** INPUT DATA **
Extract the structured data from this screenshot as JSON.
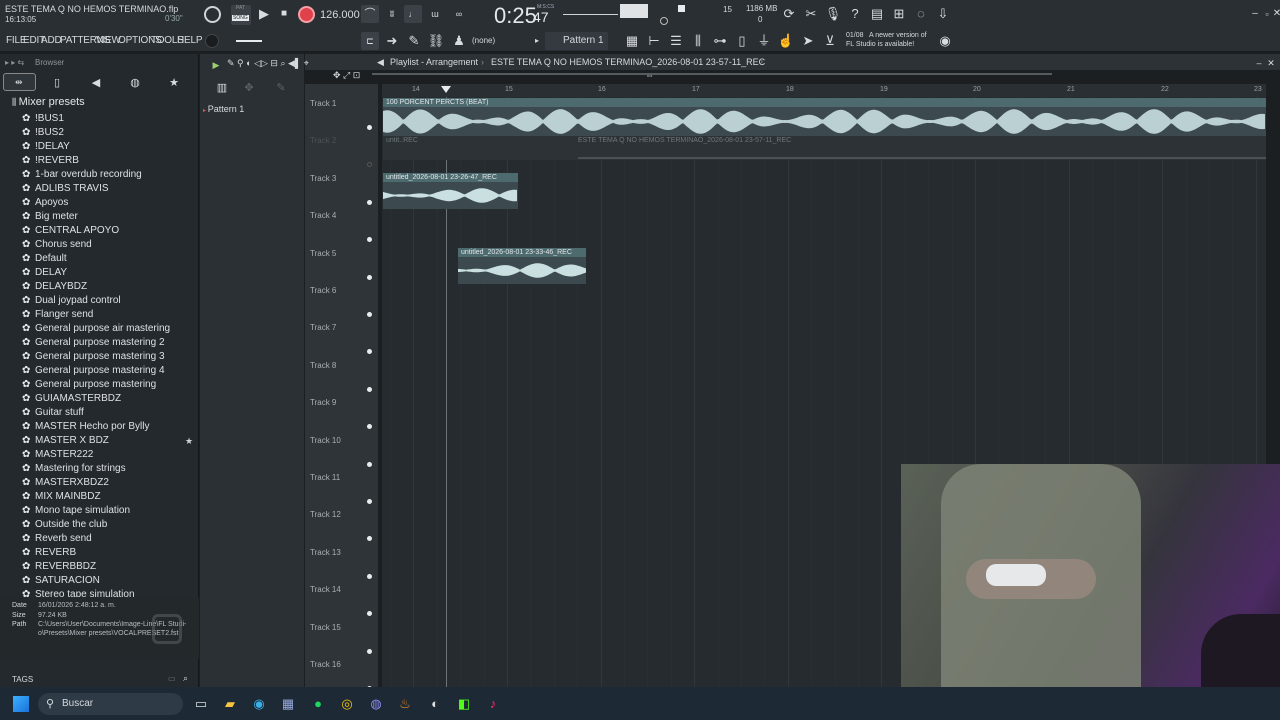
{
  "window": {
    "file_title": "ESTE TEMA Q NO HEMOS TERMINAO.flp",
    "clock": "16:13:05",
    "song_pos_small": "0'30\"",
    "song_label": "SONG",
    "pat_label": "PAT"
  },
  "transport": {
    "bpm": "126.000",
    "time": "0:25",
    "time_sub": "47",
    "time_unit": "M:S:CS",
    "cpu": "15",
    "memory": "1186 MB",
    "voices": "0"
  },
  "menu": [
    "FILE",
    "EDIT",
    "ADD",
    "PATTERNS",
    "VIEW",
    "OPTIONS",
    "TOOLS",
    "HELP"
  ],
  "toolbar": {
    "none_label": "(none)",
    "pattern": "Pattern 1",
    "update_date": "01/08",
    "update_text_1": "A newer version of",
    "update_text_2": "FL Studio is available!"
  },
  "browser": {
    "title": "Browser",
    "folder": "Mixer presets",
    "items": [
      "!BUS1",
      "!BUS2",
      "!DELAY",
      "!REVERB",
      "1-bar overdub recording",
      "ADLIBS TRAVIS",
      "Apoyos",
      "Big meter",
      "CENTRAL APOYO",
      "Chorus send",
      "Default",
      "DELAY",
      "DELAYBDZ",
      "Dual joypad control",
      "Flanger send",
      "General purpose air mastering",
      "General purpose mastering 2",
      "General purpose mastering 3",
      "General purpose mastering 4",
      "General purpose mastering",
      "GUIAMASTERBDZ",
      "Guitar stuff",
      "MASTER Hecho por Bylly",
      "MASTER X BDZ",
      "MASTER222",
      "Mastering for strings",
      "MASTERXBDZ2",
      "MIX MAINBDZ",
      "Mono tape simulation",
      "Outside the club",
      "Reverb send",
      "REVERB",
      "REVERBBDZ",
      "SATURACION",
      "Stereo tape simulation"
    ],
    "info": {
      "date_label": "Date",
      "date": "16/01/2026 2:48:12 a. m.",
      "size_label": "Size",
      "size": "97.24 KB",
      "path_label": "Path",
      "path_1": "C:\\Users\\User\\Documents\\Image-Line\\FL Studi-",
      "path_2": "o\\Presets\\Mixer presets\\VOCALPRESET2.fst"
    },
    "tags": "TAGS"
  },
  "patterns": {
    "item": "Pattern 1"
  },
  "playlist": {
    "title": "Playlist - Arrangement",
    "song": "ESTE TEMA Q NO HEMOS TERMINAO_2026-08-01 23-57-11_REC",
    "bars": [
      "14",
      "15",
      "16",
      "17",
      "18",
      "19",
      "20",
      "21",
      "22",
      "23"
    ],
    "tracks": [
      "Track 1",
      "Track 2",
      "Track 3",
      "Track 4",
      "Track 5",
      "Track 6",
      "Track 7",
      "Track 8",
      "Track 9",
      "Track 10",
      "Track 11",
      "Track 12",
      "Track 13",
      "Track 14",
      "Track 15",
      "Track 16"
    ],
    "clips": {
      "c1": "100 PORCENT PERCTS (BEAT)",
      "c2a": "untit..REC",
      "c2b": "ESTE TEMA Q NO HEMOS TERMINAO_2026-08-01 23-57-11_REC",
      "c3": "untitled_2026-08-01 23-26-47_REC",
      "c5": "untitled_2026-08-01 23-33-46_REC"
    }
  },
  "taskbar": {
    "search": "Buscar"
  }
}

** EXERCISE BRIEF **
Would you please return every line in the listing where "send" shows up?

** SOLUTION **
      "Chorus send",
      "Flanger send",
      "Reverb send",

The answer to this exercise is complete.